Guterres warned that the climate crisis has generated “turbocharged” hurricanes and storms, which are occurring with greater intensity and frequency than ever before. Without urgent action, climate disruption will only get worse, he said, packing “a triple punch of injustice.”
“First, the worst impact is on countries with the lowest greenhouse emissions; The Bahamas are a very good example of that. Second, it is the poorest and most vulnerable people in those countries who suffer most, and again, the same has happened with the communities in The Bahamas. And third, repeated storms trap countries in a cycle of disaster and debt.”
While the financial cost of Hurricane Dorian has not yet been determined, Guterres estimated it will be in the billions of dollars.
“The Bahamas cannot be expected to foot this bill alone. These new large-scale climate-related disasters require a multilateral response. Climate financing is one element,” he said.
“We must reach the target of US$100 billion per year from public and private sources, for mitigation and adaptation in the developing world, as rich countries have been promising for nearly a decade.
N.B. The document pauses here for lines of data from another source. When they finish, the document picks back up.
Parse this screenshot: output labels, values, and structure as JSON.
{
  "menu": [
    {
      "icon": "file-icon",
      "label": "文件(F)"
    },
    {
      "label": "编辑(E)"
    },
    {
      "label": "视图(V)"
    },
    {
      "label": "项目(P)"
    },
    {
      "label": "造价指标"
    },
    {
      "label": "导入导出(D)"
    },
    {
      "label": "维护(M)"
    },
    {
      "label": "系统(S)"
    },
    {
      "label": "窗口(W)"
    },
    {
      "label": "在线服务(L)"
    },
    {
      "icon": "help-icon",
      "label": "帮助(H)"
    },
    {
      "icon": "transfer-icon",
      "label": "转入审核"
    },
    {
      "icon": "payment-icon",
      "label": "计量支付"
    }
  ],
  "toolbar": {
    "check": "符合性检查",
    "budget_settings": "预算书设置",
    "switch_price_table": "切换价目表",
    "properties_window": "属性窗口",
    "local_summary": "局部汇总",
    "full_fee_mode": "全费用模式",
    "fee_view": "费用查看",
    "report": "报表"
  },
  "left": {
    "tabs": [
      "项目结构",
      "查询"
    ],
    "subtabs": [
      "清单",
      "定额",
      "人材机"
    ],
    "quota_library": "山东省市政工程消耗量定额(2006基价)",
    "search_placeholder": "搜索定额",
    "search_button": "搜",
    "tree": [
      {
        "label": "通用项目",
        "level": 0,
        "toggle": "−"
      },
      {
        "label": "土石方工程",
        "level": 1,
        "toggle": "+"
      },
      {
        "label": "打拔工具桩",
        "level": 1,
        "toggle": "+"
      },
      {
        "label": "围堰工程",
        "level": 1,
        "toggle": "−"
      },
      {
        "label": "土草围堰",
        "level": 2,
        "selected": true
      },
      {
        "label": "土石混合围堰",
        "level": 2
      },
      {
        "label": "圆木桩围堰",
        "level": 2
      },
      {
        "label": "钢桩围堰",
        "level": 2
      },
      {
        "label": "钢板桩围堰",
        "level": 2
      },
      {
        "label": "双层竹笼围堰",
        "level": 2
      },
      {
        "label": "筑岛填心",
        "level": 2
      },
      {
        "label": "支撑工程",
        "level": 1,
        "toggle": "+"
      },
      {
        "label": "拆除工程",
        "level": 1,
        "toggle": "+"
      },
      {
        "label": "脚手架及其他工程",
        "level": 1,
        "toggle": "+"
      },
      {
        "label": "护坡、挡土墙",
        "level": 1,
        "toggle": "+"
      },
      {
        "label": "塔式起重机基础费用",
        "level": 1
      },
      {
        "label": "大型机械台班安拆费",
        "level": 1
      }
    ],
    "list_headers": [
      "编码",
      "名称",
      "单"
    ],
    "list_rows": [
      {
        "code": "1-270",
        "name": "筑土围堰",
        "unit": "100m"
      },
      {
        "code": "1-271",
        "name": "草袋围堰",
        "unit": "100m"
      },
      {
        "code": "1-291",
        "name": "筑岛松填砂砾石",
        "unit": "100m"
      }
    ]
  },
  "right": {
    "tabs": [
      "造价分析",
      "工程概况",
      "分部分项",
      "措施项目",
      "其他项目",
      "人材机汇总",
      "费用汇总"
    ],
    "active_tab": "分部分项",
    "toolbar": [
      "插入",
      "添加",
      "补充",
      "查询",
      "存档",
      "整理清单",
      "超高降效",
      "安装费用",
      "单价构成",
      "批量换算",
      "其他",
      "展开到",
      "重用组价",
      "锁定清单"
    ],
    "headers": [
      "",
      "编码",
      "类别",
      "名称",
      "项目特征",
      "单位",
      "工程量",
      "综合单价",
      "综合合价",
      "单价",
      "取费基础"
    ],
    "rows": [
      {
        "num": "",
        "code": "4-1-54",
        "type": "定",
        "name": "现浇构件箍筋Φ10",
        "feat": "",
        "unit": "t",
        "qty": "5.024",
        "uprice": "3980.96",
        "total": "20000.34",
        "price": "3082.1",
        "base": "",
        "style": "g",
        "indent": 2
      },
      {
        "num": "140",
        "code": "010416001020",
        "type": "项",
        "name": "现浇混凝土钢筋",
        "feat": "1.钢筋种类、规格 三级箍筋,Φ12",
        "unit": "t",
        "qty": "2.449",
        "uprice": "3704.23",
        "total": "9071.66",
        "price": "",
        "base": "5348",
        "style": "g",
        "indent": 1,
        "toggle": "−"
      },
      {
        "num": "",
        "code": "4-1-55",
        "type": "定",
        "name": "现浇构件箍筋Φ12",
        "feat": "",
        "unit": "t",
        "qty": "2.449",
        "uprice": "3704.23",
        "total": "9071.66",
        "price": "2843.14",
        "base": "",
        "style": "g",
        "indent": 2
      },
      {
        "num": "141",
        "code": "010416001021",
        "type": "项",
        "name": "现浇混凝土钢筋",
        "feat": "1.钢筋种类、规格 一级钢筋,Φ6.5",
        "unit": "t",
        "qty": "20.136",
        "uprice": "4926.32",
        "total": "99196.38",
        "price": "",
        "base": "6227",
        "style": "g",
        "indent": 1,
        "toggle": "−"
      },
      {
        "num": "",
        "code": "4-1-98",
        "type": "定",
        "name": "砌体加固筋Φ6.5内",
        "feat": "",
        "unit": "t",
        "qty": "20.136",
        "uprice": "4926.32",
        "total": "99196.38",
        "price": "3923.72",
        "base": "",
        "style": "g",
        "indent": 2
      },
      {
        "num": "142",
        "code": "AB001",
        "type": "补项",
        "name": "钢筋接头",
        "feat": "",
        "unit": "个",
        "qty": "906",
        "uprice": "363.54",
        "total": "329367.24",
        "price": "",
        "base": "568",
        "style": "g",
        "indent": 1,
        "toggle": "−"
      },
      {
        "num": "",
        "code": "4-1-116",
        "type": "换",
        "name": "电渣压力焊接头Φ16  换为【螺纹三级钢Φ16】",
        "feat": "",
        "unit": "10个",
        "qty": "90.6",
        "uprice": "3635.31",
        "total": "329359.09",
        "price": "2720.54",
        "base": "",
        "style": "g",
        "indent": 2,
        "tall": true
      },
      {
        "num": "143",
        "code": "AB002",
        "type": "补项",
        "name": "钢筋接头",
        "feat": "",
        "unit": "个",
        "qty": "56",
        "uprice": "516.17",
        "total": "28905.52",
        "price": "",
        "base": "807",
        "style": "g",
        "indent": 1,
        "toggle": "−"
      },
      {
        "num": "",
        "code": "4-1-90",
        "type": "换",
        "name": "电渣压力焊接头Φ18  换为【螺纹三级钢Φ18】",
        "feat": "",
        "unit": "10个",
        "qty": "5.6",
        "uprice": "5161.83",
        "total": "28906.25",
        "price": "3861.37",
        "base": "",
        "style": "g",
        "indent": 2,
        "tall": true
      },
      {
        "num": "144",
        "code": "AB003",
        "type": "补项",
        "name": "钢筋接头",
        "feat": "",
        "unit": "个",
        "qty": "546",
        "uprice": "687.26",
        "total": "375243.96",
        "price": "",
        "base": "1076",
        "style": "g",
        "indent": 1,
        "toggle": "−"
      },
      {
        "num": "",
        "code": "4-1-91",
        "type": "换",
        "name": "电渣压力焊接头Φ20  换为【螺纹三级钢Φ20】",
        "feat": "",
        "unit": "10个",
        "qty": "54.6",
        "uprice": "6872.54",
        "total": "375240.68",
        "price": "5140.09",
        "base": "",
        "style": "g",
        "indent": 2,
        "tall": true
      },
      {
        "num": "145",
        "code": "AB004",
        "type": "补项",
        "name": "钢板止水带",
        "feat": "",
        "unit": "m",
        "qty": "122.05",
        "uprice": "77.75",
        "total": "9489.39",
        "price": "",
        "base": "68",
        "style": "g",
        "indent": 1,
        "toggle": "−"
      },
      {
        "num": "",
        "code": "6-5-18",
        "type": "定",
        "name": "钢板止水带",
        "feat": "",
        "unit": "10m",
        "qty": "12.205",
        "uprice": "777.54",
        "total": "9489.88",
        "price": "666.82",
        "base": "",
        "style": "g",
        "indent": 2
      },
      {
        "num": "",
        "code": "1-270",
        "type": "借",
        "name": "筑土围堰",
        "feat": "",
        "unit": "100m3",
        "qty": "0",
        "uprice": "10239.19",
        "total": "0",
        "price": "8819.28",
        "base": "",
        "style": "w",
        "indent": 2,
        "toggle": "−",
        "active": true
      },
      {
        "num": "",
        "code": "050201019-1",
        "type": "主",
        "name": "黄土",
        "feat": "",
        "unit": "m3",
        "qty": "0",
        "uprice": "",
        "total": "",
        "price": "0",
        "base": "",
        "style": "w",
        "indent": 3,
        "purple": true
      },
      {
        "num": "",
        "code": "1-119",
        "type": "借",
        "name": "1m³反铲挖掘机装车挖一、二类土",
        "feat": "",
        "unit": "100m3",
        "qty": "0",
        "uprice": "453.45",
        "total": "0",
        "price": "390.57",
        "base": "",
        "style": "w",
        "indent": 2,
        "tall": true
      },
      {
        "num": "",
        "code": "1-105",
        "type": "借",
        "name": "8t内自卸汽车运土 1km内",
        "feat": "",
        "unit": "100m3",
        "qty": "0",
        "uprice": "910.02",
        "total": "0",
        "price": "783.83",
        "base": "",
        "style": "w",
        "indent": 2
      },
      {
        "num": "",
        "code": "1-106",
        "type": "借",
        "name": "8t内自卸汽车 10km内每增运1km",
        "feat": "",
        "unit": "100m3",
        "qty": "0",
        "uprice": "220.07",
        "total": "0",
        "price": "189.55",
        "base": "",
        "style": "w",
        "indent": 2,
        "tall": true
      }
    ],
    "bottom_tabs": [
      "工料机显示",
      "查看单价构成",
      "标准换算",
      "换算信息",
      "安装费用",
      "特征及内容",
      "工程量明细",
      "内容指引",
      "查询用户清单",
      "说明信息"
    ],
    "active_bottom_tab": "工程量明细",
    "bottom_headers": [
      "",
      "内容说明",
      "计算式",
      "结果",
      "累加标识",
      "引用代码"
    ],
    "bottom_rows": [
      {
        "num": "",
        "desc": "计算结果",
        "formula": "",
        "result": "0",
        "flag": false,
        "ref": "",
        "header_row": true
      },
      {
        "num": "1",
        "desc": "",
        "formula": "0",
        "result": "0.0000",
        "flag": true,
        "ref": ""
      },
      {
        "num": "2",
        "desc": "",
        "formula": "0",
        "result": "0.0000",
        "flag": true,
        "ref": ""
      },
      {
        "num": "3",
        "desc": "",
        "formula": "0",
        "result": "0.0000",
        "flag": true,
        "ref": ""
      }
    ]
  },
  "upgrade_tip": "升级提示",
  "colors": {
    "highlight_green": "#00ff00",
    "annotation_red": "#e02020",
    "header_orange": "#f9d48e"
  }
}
And we must improve access to development financing. In cases like the Bahamas, I strongly support proposals to convert debt into investment in resilience.”
Above all, Guterres called for greater global action.
“The entire international community must address the climate crisis through rising ambition and action to implement the Paris Agreement. The best available science, as reported by the Inter-governmental Panel on Climate Change, says we must ensure collectively that global temperature rise does not go beyond 1.5 degrees. And it says we have a window of less than 11 years to avoid irreversible climate disruption and that we must reduce emissions by 45 percent by 2030 and achieve carbon neutrality by 2050.”
“And this is why I am asking all leaders to come to the climate summit with plans, not speeches, in New York in one week’s time.”